Did you know that the food you eat at the negotiating table could affect how collaborative you are?  Recent research has found that ate food that needed to be shared such as chips and salsa were more cooperative and collaborative in certain circumstances than people who ate food that was served in individual servings.

Researchers at Stanford Graduate School of Business, professor Margaret Neale and doctoral student Peter Belmi found that the type of benefit you can get from negotiations conducted while eating or in the presence of food depends on the type of bargaining situation — cooperative bargaining versus competitive bargaining– and the way the food is served.  Negotiators were asked to negotiate in a competitive or cooperative negotiation and were given food — apple slices or chips and salsa.  The researchers found that the negotiators that were in a competitive negotiation while sharing food found more combined value in the negotiations than when they ate food that didn’t require sharing.  On the otherhand, negotiators in a cooperative negotiation didn’t gain any benefit from the shared food.

The results suggest that when you are dealing with a particularly competitive negotiator, looking to break an impasse, or dealing with conflict, it might be a good time to pass some appetizers or visit a restaurant where it’s common to share dishes – Spanish tapas, Ethiopian food, or Asian cuisines might be good choices. But in negotiations with someone you know well, you might pass on eating entirely or at least order your own food.

The study results serve as a reminder that negotiation advice is not “one size fits all.” Often, what works in one situation will be the wrong choice in another. Always take time to think about the potential challenges you are likely to face at the table before negotiating the process itself.  (Seeking a Win-Win Negotiation? Pass the Chips and Salsa, Harvard Law, Program on Negotiation Blog)

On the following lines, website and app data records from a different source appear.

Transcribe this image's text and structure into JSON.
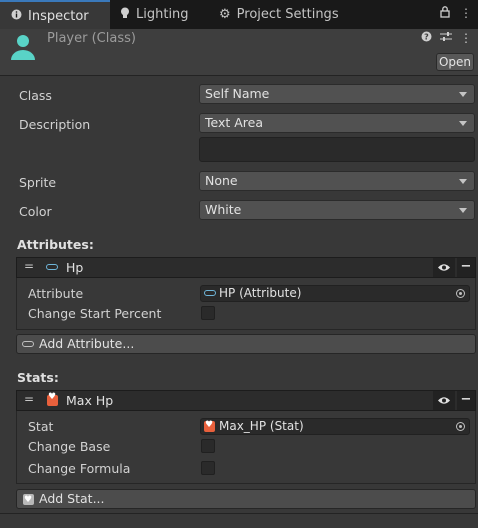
{
  "tabs": [
    {
      "label": "Inspector",
      "icon": "info-icon",
      "active": true
    },
    {
      "label": "Lighting",
      "icon": "bulb-icon",
      "active": false
    },
    {
      "label": "Project Settings",
      "icon": "gear-icon",
      "active": false
    }
  ],
  "header": {
    "title": "Player (Class)",
    "open_label": "Open"
  },
  "fields": {
    "class": {
      "label": "Class",
      "value": "Self Name"
    },
    "description": {
      "label": "Description",
      "value": "Text Area",
      "text": ""
    },
    "sprite": {
      "label": "Sprite",
      "value": "None"
    },
    "color": {
      "label": "Color",
      "value": "White"
    }
  },
  "attributes": {
    "title": "Attributes:",
    "items": [
      {
        "name": "Hp",
        "attribute_label": "Attribute",
        "attribute_value": "HP (Attribute)",
        "change_label": "Change Start Percent",
        "change_checked": false
      }
    ],
    "add_label": "Add Attribute..."
  },
  "stats": {
    "title": "Stats:",
    "items": [
      {
        "name": "Max Hp",
        "stat_label": "Stat",
        "stat_value": "Max_HP (Stat)",
        "change_base_label": "Change Base",
        "change_formula_label": "Change Formula"
      }
    ],
    "add_label": "Add Stat..."
  },
  "colors": {
    "accent": "#3a79bb",
    "attribute_icon": "#6fb6d9",
    "stat_icon": "#e8603c"
  }
}
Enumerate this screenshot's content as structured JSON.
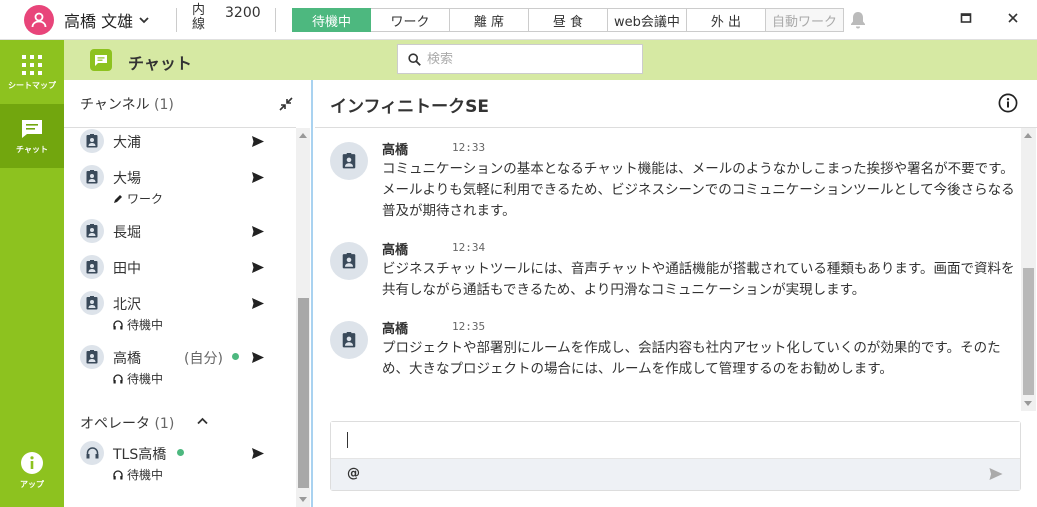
{
  "user": {
    "name": "高橋 文雄"
  },
  "extension": {
    "label": "内線",
    "number": "3200"
  },
  "status_buttons": [
    {
      "label": "待機中"
    },
    {
      "label": "ワーク"
    },
    {
      "label": "離 席"
    },
    {
      "label": "昼 食"
    },
    {
      "label": "web会議中"
    },
    {
      "label": "外 出"
    },
    {
      "label": "自動ワーク"
    }
  ],
  "sidebar": {
    "items": [
      {
        "label": "シートマップ",
        "icon": "grid-icon"
      },
      {
        "label": "チャット",
        "icon": "chat-icon"
      },
      {
        "label": "アップ",
        "icon": "info-icon"
      }
    ]
  },
  "header": {
    "title": "チャット",
    "search_placeholder": "検索"
  },
  "channels": {
    "title": "チャンネル",
    "count": "(1)",
    "items": [
      {
        "name": "大浦",
        "sub": ""
      },
      {
        "name": "大場",
        "sub": "ワーク"
      },
      {
        "name": "長堀",
        "sub": ""
      },
      {
        "name": "田中",
        "sub": ""
      },
      {
        "name": "北沢",
        "sub": "待機中"
      },
      {
        "name": "高橋",
        "self": "(自分)",
        "sub": "待機中"
      }
    ]
  },
  "operators": {
    "title": "オペレータ",
    "count": "(1)",
    "items": [
      {
        "name": "TLS高橋",
        "sub": "待機中"
      }
    ]
  },
  "room": {
    "title": "インフィニトークSE",
    "messages": [
      {
        "name": "高橋",
        "time": "12:33",
        "text": "コミュニケーションの基本となるチャット機能は、メールのようなかしこまった挨拶や署名が不要です。メールよりも気軽に利用できるため、ビジネスシーンでのコミュニケーションツールとして今後さらなる普及が期待されます。"
      },
      {
        "name": "高橋",
        "time": "12:34",
        "text": "ビジネスチャットツールには、音声チャットや通話機能が搭載されている種類もあります。画面で資料を共有しながら通話もできるため、より円滑なコミュニケーションが実現します。"
      },
      {
        "name": "高橋",
        "time": "12:35",
        "text": "プロジェクトや部署別にルームを作成し、会話内容も社内アセット化していくのが効果的です。そのため、大きなプロジェクトの場合には、ルームを作成して管理するのをお勧めします。"
      }
    ]
  },
  "composer": {
    "value": "",
    "mention": "@"
  },
  "colors": {
    "accent": "#8dc21f",
    "header_bg": "#d6e9a3",
    "active_status": "#4db87f",
    "avatar": "#e8457a"
  }
}
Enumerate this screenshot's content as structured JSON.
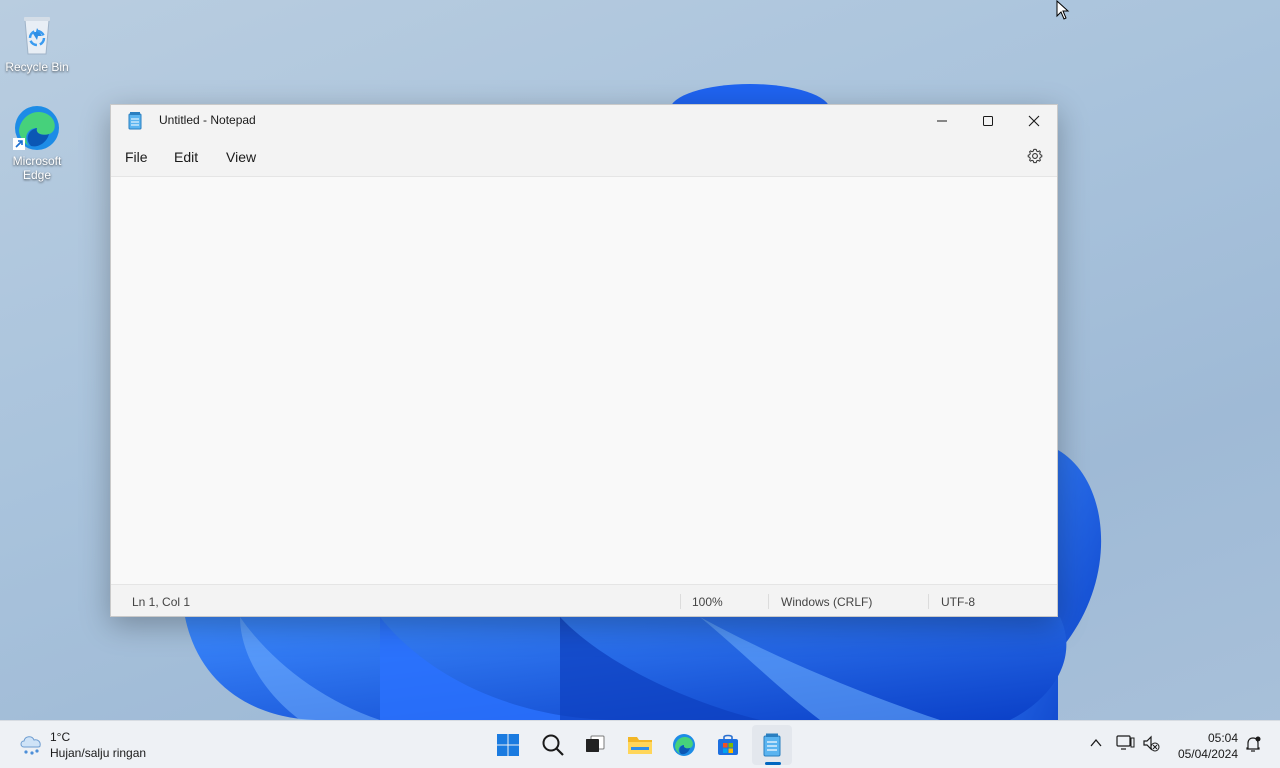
{
  "desktop": {
    "icons": [
      {
        "label": "Recycle Bin",
        "icon": "recycle-bin-icon"
      },
      {
        "label": "Microsoft Edge",
        "icon": "edge-icon"
      }
    ]
  },
  "window": {
    "title": "Untitled - Notepad",
    "menu": [
      "File",
      "Edit",
      "View"
    ],
    "editor_text": "",
    "status": {
      "position": "Ln 1, Col 1",
      "zoom": "100%",
      "line_ending": "Windows (CRLF)",
      "encoding": "UTF-8"
    }
  },
  "taskbar": {
    "weather": {
      "temp": "1°C",
      "desc": "Hujan/salju ringan"
    },
    "apps": [
      "start-icon",
      "search-icon",
      "task-view-icon",
      "file-explorer-icon",
      "edge-icon",
      "store-icon",
      "notepad-icon"
    ],
    "clock": {
      "time": "05:04",
      "date": "05/04/2024"
    }
  },
  "colors": {
    "accent": "#0067c0",
    "wallpaper_blue": "#1b5fe0"
  }
}
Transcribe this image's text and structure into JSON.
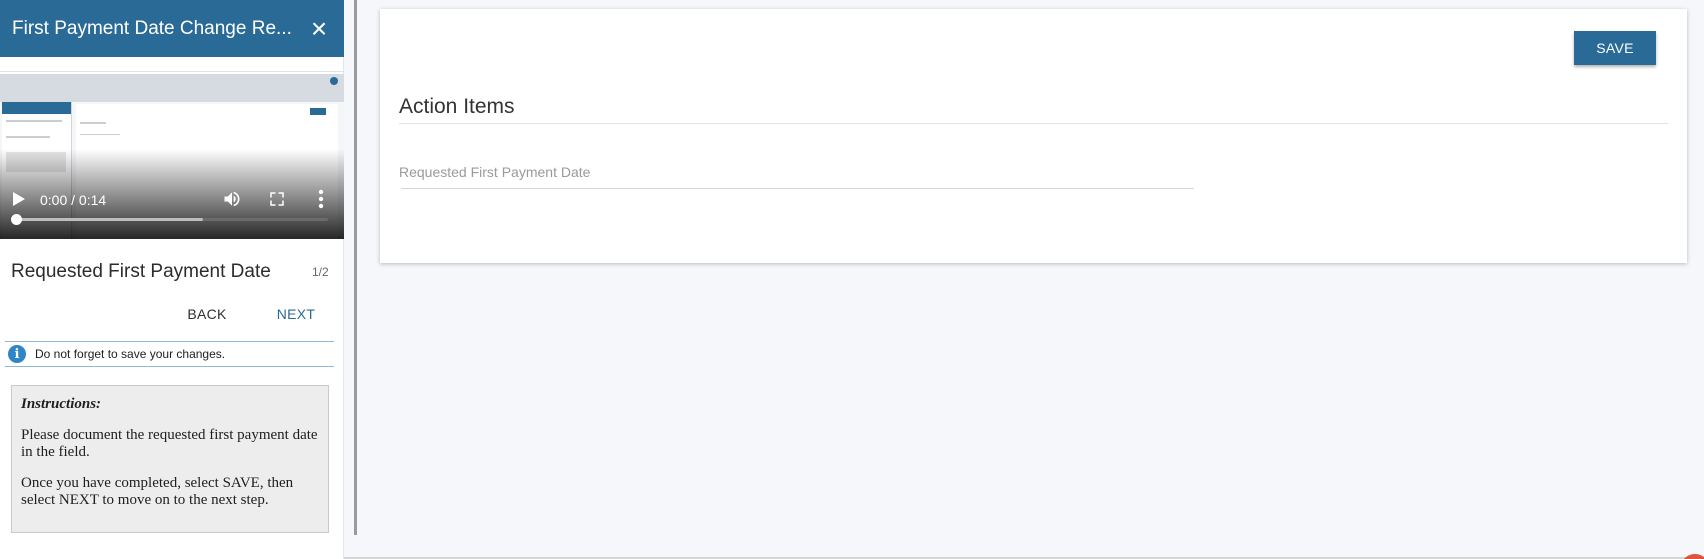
{
  "panel": {
    "title": "First Payment Date Change Re...",
    "close_label": "×"
  },
  "video": {
    "time": "0:00 / 0:14",
    "buffered_fraction": 0.6,
    "progress_fraction": 0.0,
    "icons": [
      "play-icon",
      "volume-icon",
      "fullscreen-icon",
      "more-vert-icon"
    ]
  },
  "step": {
    "title": "Requested First Payment Date",
    "count": "1/2",
    "back_label": "BACK",
    "next_label": "NEXT"
  },
  "notice": {
    "icon": "i",
    "text": "Do not forget to save your changes."
  },
  "instructions": {
    "heading": "Instructions:",
    "paragraphs": [
      "Please document the requested first payment date in the field.",
      "Once you have completed, select SAVE, then select NEXT to move on to the next step."
    ]
  },
  "main": {
    "save_label": "SAVE",
    "section_title": "Action Items",
    "field_label": "Requested First Payment Date",
    "field_value": ""
  },
  "colors": {
    "brand": "#2a6a96",
    "info": "#2f86c6",
    "background": "#f5f7fb"
  }
}
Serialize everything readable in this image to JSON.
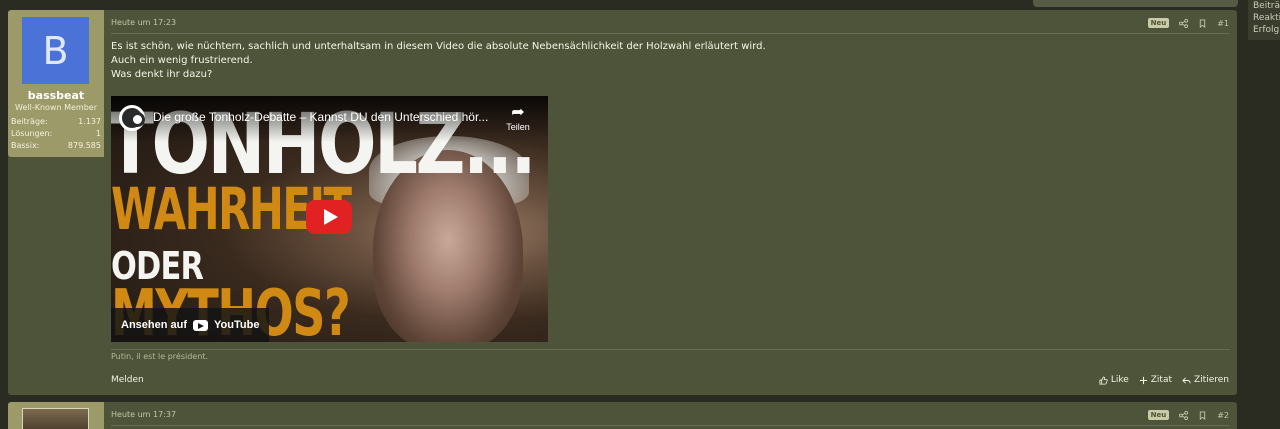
{
  "sidebar_stats": [
    "Beiträ",
    "Reakti",
    "Erfolg"
  ],
  "posts": [
    {
      "user": {
        "avatar_letter": "B",
        "name": "bassbeat",
        "title": "Well-Known Member",
        "stats": [
          {
            "label": "Beiträge:",
            "value": "1.137"
          },
          {
            "label": "Lösungen:",
            "value": "1"
          },
          {
            "label": "Bassix:",
            "value": "879.585"
          }
        ]
      },
      "date": "Heute um 17:23",
      "badge": "Neu",
      "number": "#1",
      "message": [
        "Es ist schön, wie nüchtern, sachlich und unterhaltsam in diesem Video die absolute Nebensächlichkeit der Holzwahl erläutert wird.",
        "Auch ein wenig frustrierend.",
        "Was denkt ihr dazu?"
      ],
      "video": {
        "title": "Die große Tonholz-Debatte – Kannst DU den Unterschied hör...",
        "share_label": "Teilen",
        "watch_label": "Ansehen auf",
        "youtube_label": "YouTube",
        "thumb_line1": "TONHOLZ...",
        "thumb_line2": "WAHRHEIT",
        "thumb_line3": "ODER",
        "thumb_line4": "MYTHOS?"
      },
      "signature": "Putin, il est le président.",
      "report_label": "Melden",
      "actions": {
        "like": "Like",
        "quote": "Zitat",
        "reply": "Zitieren"
      }
    },
    {
      "date": "Heute um 17:37",
      "badge": "Neu",
      "number": "#2"
    }
  ]
}
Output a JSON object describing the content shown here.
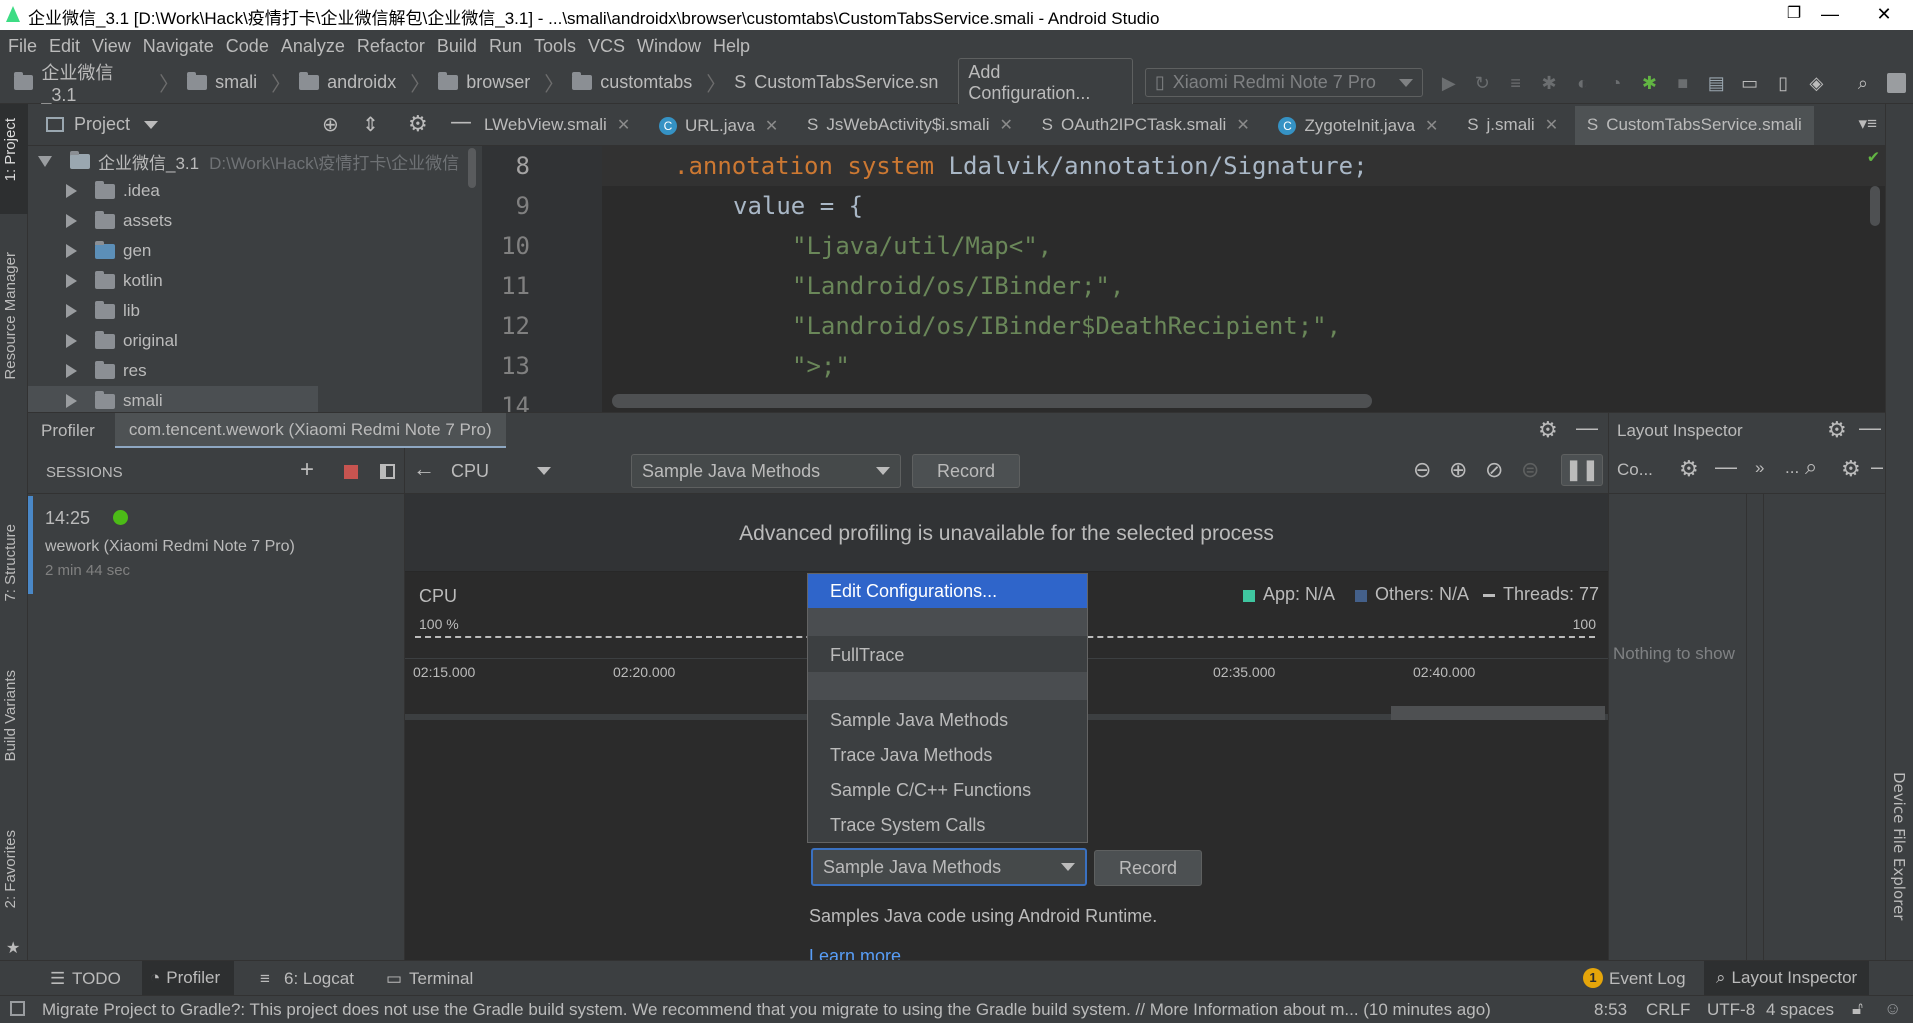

Although the advice from Harvard sounds good, it is difficult to envision how two warring parties in mediation in a competitive zero sum game somehow can get together to share bread.  Often, the parties don’t want to be in the same room, and many don’t want to share bread.  What ,however, might work is where the lawyers engage in that sharing process some time before the mediation date.  Often, the lawyers who engage in those “restaurant” mediations can find many areas of common before the clients enter the picture.  Indeed, many of those meetings can  create the foundation for the mediated settlement.  In the end, as my grandfather used to always say, sharing food and breaking bread together can create bonds and mend fences.